“The treaty power is discussed in The Federalist in Numbers 64 written by John Jay, and 75 written by Alexander Hamilton. It is there clearly indicated that the term ‘treaty’ is used in the Constitution to refer to a bargain or contract between two independent sovereign nations pertaining to subjects that are customarily and traditionally considered to be treaties.

“The concept that under the treaty power the President and two-thirds of the Senators present could surrender American independence was completely inconsistent with the limited extent of the authority the Framers felt should be given to the federal government. How out of harmony with constitutional principles such a concept is becomes even clearer when one considers two particular facts. One is that the colonists had only recently fought a bloody and terrible war to gain their independence. The other is their great suspicion and distrust of public officials. In fact, as is pointed out in Chapter 2 of this work, one of their principal objects in designing the Constitution was to protect the people from improper action of government officials. Guided by these thoughts they surely would not have empowered the President and two-thirds of the Senators present to bargain away American independence without the consent of the people.”

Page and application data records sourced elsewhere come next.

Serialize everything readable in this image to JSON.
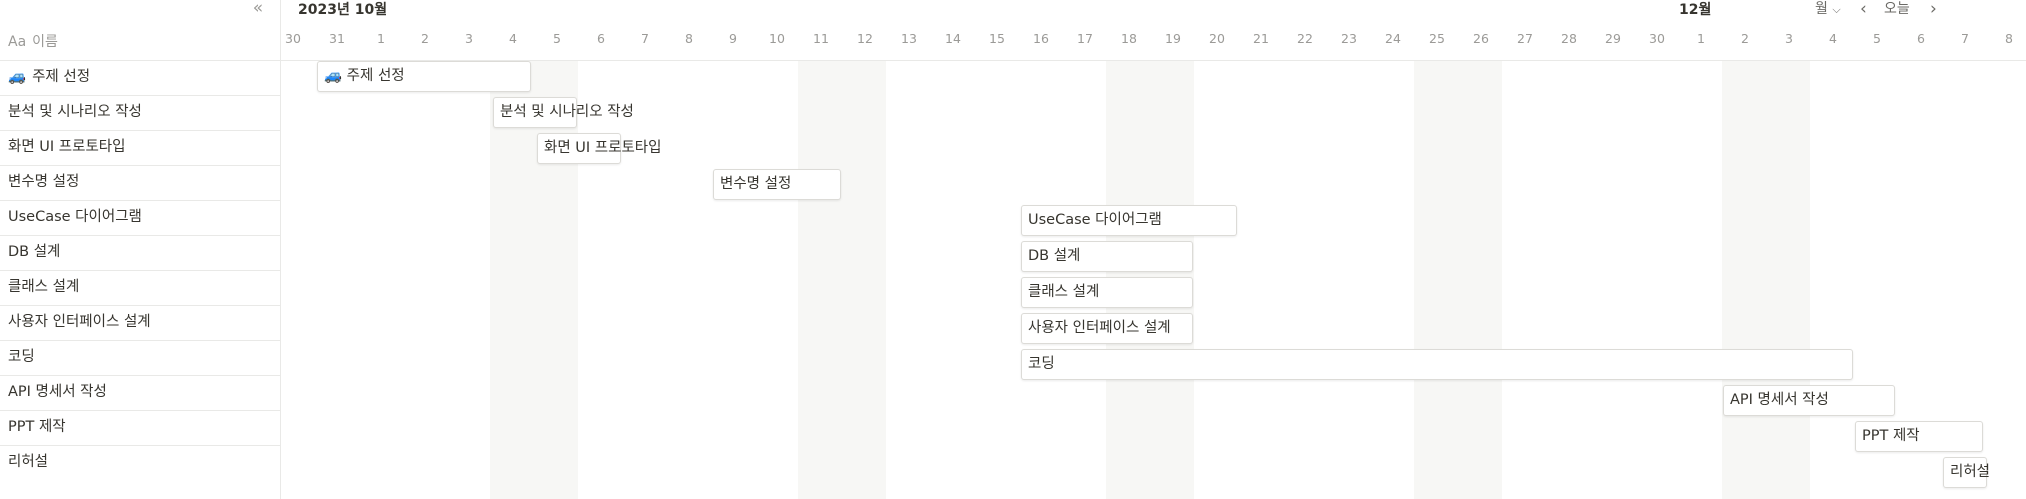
{
  "left_panel": {
    "collapse_icon": "«",
    "name_header": {
      "icon_text": "Aa",
      "label": "이름"
    }
  },
  "header": {
    "month_current": "2023년 10월",
    "month_next": "12월",
    "view_select": "월",
    "today_label": "오늘",
    "chevron_down": "⌵",
    "prev": "‹",
    "next": "›"
  },
  "days": [
    "30",
    "31",
    "1",
    "2",
    "3",
    "4",
    "5",
    "6",
    "7",
    "8",
    "9",
    "10",
    "11",
    "12",
    "13",
    "14",
    "15",
    "16",
    "17",
    "18",
    "19",
    "20",
    "21",
    "22",
    "23",
    "24",
    "25",
    "26",
    "27",
    "28",
    "29",
    "30",
    "1",
    "2",
    "3",
    "4",
    "5",
    "6",
    "7",
    "8"
  ],
  "tasks": [
    {
      "label": "주제 선정",
      "emoji": "🚙"
    },
    {
      "label": "분석 및 시나리오 작성"
    },
    {
      "label": "화면 UI 프로토타입"
    },
    {
      "label": "변수명 설정"
    },
    {
      "label": "UseCase 다이어그램"
    },
    {
      "label": "DB 설계"
    },
    {
      "label": "클래스 설계"
    },
    {
      "label": "사용자 인터페이스 설계"
    },
    {
      "label": "코딩"
    },
    {
      "label": "API 명세서 작성"
    },
    {
      "label": "PPT 제작"
    },
    {
      "label": "리허설"
    }
  ]
}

(Jerome Horowitz, The Elders of Israel and the Constitution, pp. 134-135. 1970.)

Related Categories
Constitution: Treaties